Straight from the Heart was a bestseller for Jean Chretien before he became PM and he's listed as the author but his ghost writer was not a ghost for thousands.
Jack McClelland, the justifiably famous boss of McClelland and Stewart, hired me to ghost write two books. The one supposedly by Nathan Phillips - only Art Eggleton served longer as Toronto mayor - was called Mayor of all the People. It was published before the awards existed but would not have been eligible even though it was "evocative of Toronto."
McClelland had me and six others audition to write the memoirs of Kelso Roberts, who was almost premier three times. The others were famous names. I won, I suspect, because I charged less.
June Callwood, an icon in this country, made a healthy living as a ghost writer, as do many friends who are not famous.
My book has interesting details about how the Ryerson square was the incubator and nursery for much of the old city's culture as well as being the capital for education which spun off the university and the colleges - the CAATs as we used to call them.
Yet because I didn't persist in the tedious search for a publisher, because I just said to hell with it and brought out a book like hundreds of others are doing, I'm not eligible for book awards run as if computers never happened and we are still printing newspapers and books like we were decades ago.
I hired a book designer, David Moratto, to turn my revived manuscript into a form that could be printed and distributed by an American company. I hired another specialist from Toronto, Peter L'Abbe, to produce the ebook. All of this through computers. I have never spoken to anyone at the printer/distributor but just filled out forms. Same with the nitty-gritty like copyright.

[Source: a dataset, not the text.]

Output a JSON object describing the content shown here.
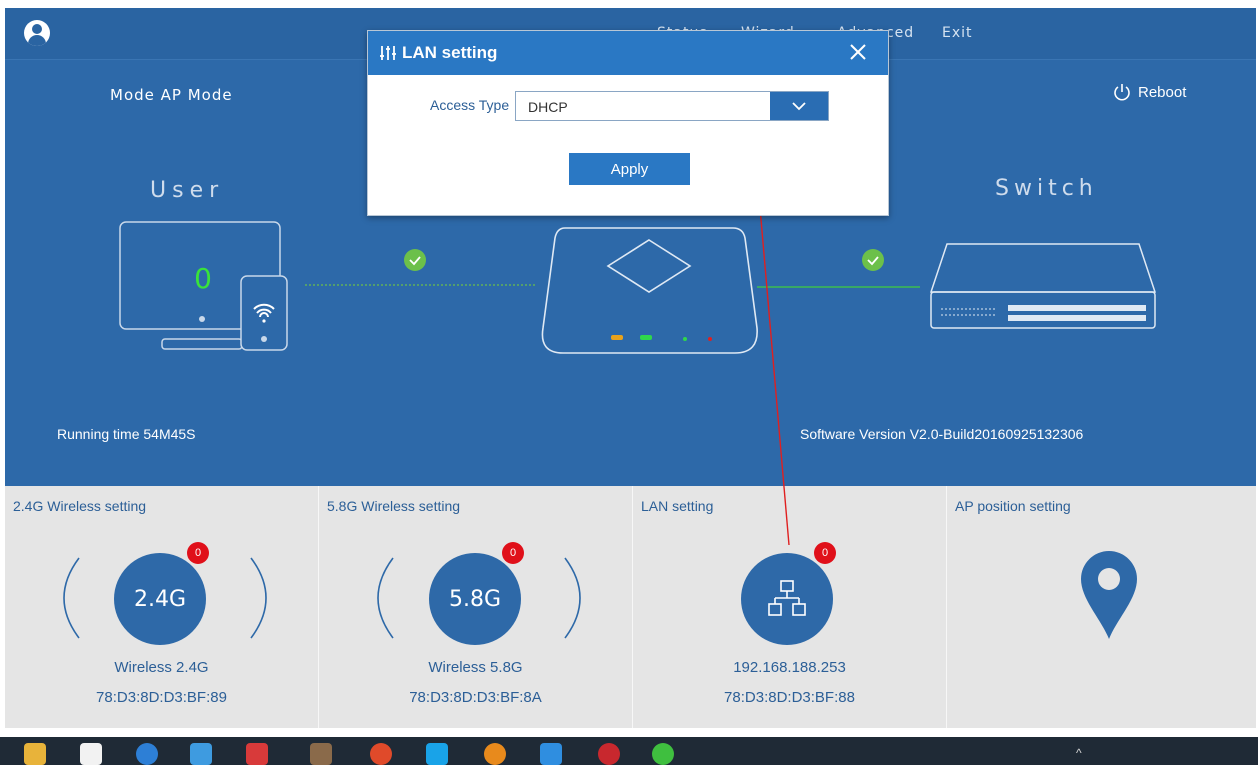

I had an old friend, Robert MacBain, as a great guide since he had used Moratto and L'Abbe for the latest of his two books, one of them the fascinating Their Home And Native Land. (It's about Ojibways and Mohawks and other natives who are great successes. We used to call them natives before indigenous became the in term. In our early days as troglodytes, the natives called themselves Indians when MacBain and I interviewed them.)
MacBain and I and the designers, all of us living in Toronto, are not just a tiny cottage industry because self-publishing has become city-sized in culture. The output of the collaborations of the authors, book designers and printers/distributor may be scorned by award bureaucrats but it has become "ubiquitous" in the words of a busy expert, L'Abbe.

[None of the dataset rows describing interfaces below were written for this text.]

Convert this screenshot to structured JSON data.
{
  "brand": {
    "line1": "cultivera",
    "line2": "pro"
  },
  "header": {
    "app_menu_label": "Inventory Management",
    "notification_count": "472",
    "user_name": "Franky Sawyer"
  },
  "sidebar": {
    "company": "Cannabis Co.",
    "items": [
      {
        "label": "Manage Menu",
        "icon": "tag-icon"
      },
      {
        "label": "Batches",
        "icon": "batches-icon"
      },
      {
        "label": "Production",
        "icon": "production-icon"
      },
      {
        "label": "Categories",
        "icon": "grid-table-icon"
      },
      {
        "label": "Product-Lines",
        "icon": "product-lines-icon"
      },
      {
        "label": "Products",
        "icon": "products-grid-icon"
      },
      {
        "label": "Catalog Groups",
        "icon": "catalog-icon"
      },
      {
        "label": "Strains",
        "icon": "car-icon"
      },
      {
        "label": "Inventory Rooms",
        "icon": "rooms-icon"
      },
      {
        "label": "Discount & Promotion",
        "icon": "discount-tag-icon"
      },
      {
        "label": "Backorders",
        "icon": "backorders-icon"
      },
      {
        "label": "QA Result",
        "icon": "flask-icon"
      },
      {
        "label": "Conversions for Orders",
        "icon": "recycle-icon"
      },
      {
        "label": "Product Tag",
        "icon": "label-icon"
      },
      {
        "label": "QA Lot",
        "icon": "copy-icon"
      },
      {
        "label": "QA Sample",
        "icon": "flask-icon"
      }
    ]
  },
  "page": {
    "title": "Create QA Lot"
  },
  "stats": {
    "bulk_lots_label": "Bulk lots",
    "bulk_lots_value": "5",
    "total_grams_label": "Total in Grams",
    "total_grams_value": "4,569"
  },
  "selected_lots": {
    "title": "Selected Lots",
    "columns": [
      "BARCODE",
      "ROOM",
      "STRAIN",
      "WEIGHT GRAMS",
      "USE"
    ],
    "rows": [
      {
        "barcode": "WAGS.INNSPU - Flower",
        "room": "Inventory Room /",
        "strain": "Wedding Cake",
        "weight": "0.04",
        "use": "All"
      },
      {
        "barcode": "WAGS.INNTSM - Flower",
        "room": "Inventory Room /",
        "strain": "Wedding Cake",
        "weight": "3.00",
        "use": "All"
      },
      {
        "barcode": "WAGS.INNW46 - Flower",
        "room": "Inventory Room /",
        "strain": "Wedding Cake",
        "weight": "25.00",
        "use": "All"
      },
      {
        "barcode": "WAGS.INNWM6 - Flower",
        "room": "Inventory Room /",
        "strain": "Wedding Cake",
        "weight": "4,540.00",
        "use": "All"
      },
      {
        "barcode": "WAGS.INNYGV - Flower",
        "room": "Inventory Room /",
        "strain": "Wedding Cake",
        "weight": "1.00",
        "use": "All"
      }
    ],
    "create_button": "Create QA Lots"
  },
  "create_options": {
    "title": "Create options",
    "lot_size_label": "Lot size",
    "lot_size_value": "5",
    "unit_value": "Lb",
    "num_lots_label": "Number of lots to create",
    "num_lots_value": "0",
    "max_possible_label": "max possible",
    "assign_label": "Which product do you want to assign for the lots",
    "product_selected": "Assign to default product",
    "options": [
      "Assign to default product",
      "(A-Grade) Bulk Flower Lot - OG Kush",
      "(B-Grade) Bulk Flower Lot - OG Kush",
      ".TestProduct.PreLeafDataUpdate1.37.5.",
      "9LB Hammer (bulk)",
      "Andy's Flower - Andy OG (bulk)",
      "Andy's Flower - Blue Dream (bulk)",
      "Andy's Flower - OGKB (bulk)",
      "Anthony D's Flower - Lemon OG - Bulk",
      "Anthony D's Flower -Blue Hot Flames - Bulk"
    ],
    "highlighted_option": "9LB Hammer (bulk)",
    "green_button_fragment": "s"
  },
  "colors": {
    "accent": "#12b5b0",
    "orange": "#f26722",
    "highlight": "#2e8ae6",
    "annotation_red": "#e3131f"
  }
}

The prize in the brawling is the printed book. It's never been easier and cheaper to produce them (and the ebook twins are a breeze to produce and distribute) so the panicked publishers goad the book judges into banning them even as they demand at least six copies of "real" book entries. (Every little bit helps the bottom line.)

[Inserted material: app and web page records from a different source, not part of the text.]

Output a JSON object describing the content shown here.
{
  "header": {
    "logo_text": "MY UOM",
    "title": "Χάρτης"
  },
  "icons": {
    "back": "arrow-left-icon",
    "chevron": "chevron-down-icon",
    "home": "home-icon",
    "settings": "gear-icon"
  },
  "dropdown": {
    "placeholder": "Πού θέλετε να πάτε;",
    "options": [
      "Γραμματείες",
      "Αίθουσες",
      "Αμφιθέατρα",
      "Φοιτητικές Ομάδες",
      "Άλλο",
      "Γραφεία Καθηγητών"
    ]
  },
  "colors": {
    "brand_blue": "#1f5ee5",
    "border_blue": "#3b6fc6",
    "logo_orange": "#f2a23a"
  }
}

It's symbolic of how unhelpful and hostile publishers can be when media veterans with myriad connections like MacBain and me - he has had national posts and his wife Maria Minna was a veteran Liberal MP and cabinet minister - feel we have to go the self publishing route.
The recent million-dollar donation of thousands of old books to Ryerson University is the latest vivid reminder of the fragility of publishers which don't move with the technological times.
The books were printed by Ryerson Press, named after its first editor in 1829, Egerton Ryerson, the founder of the Ontario system of education after whom the university, and my book, are also named.
There was controversy and consternation in 1970 when the United Church sold Ryerson Press to the damn Yankees. For once this social-movement church made the right move because in just a few years the dawn of the computer age started turning the conventional publishing houses into, well, dinosaurs.
Since it's so easy for everyone to produce books these days, stick-in-the-mud publishers never miss a chance to knee-cap the DIY collaborations.
If your industry can be transformed by technology, it will be, as executives of network TV and AM radio could tell them. At least we will have self-publishers to produce the books about their deaths if publishers persist in the old ways.